Meanwhile, Republicans say they would like to rally behind a single candidate. George Rivera, a retired Pueblo Police Department deputy chief and a blues musician, has already filed to challenge Giron in 2014. He said he would gladly add his name to the recall election if it is certified.

Rivera notes that the district leans Democratic, but he believes the tide is shifting: “I think this election is rather unique… The Democrats have kind of overstepped their bounds,” he remarked.

“From what I’ve heard and from what I’ve seen, not just on the gun recall but on other issues, they’ve pretty much gone their own way and decided that they know best for the state regardless of what other folks… the Republican side, the opposing side, [say], and people know that this is what they’re doing up there, and I think they’re getting very concerned,” added Rivera.

Becky Mizel, chairwoman of the Pueblo County Republican Party, said the GOP is getting very excited about Rivera. She said opposition to Giron is mounting, especially after she supported raising the rural renewable energy standard, which is expected to increase utility rates.

“She has not been a friend to rural Colorado,” said Mizel. “The vote she helped pass with the green energy bill will directly impact farmers.

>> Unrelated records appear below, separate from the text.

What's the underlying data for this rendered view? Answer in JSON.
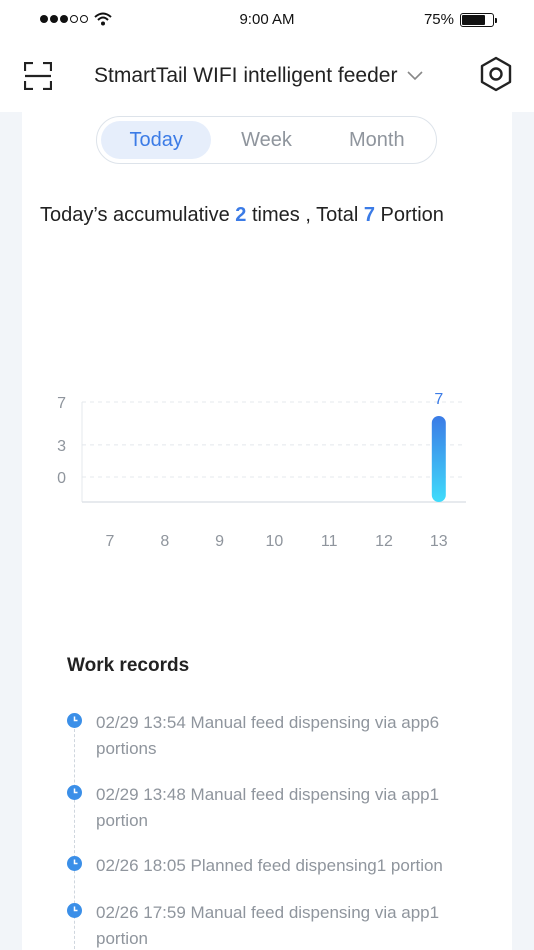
{
  "status_bar": {
    "time": "9:00 AM",
    "battery": "75%",
    "battery_level": 0.75
  },
  "header": {
    "title": "StmartTail WIFI intelligent feeder",
    "icons": [
      "scan-icon",
      "chevron-down-icon",
      "settings-icon"
    ]
  },
  "tabs": [
    {
      "label": "Today",
      "active": true
    },
    {
      "label": "Week",
      "active": false
    },
    {
      "label": "Month",
      "active": false
    }
  ],
  "summary": {
    "prefix": "Today’s accumulative ",
    "times": "2",
    "middle": " times , Total ",
    "portions": "7",
    "suffix": " Portion"
  },
  "chart_data": {
    "type": "bar",
    "categories": [
      "7",
      "8",
      "9",
      "10",
      "11",
      "12",
      "13"
    ],
    "values": [
      0,
      0,
      0,
      0,
      0,
      0,
      7
    ],
    "yticks": [
      0,
      3,
      7
    ],
    "ylim": [
      0,
      7
    ],
    "data_labels": [
      {
        "category": "13",
        "text": "7"
      }
    ],
    "title": "",
    "xlabel": "",
    "ylabel": "",
    "grid": true,
    "colors": {
      "bar_top": "#3b7be6",
      "bar_bottom": "#3fdcfb",
      "label": "#3b7be6",
      "axis_text": "#8f959d"
    }
  },
  "records": {
    "title": "Work records",
    "items": [
      {
        "text": "02/29 13:54 Manual feed dispensing via app6 portions"
      },
      {
        "text": "02/29 13:48 Manual feed dispensing via app1 portion"
      },
      {
        "text": "02/26 18:05 Planned feed dispensing1 portion"
      },
      {
        "text": "02/26 17:59 Manual feed dispensing via app1 portion"
      }
    ]
  },
  "colors": {
    "accent": "#3b7be6",
    "page_bg": "#f2f5f9",
    "muted_text": "#8f959d"
  }
}
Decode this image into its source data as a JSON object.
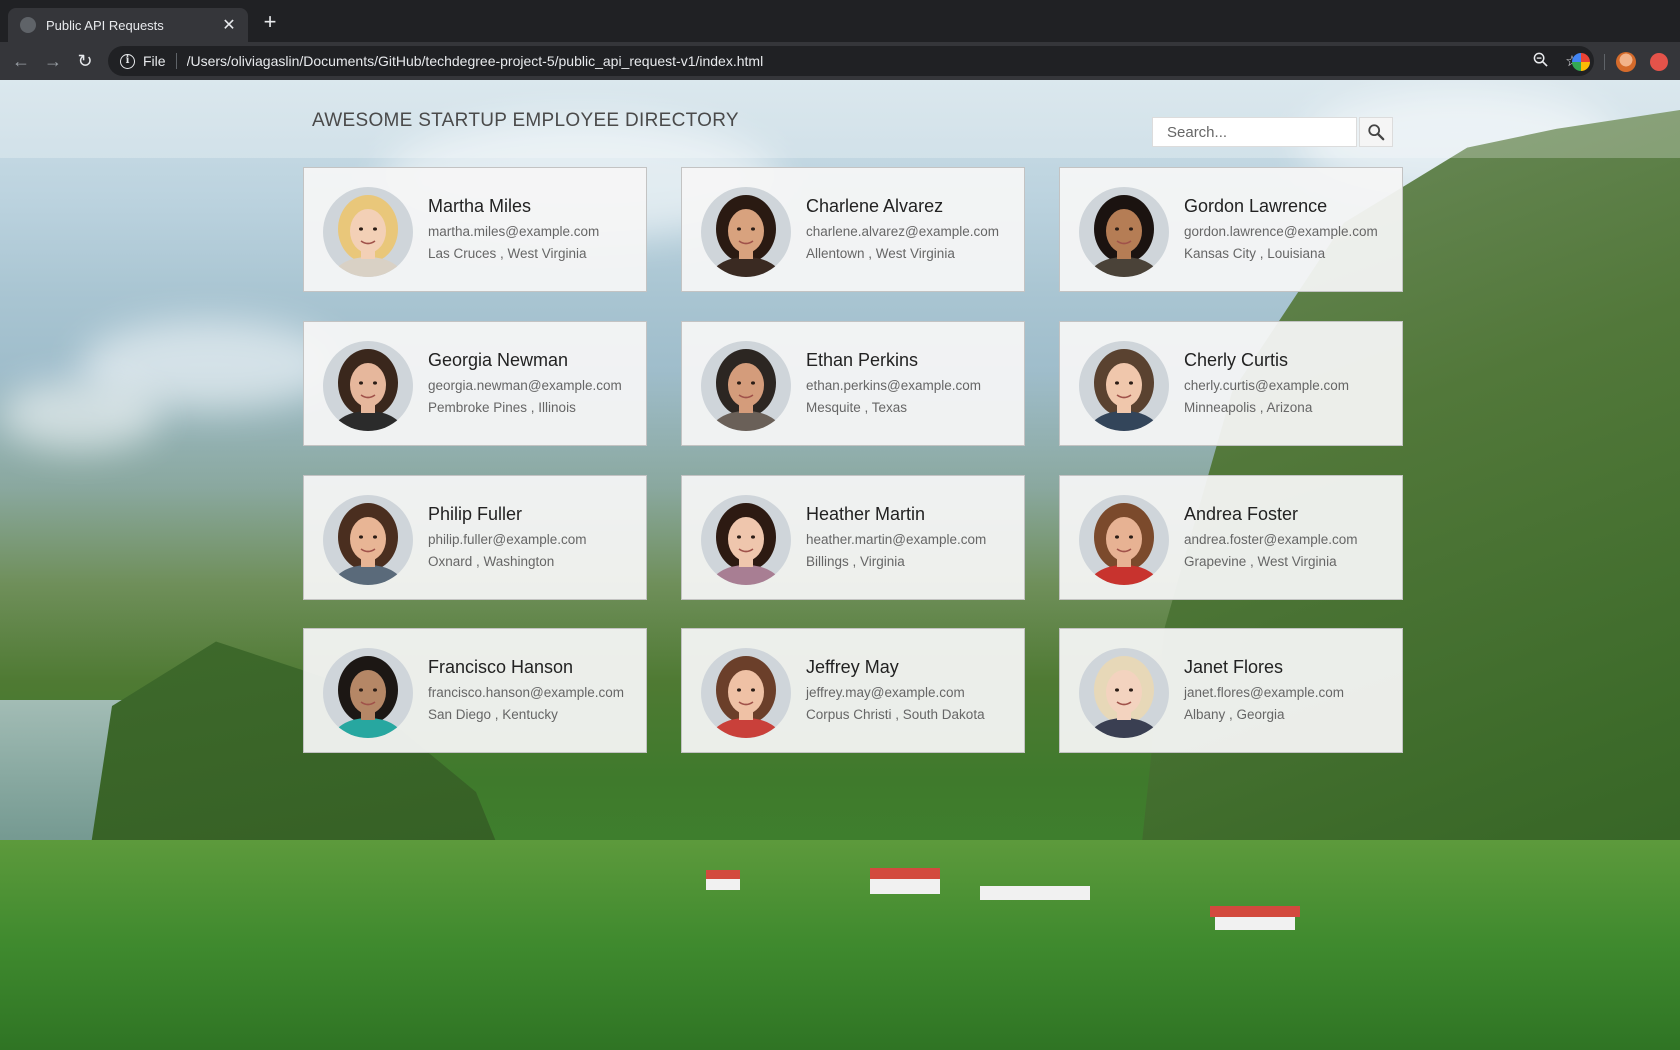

All of her constituents said, ‘Please do not get on board with that because that is really going to hurt the farming community and hurt food prices.’”

Mizel thinks Republicans in Pueblo have their best shot in years: “We were highly supportive of the effort because we don’t like seeing what’s happening in Pueblo County,” she said. “Leadership has not worked well for us at all.”

Peetr@coloradostatesman.com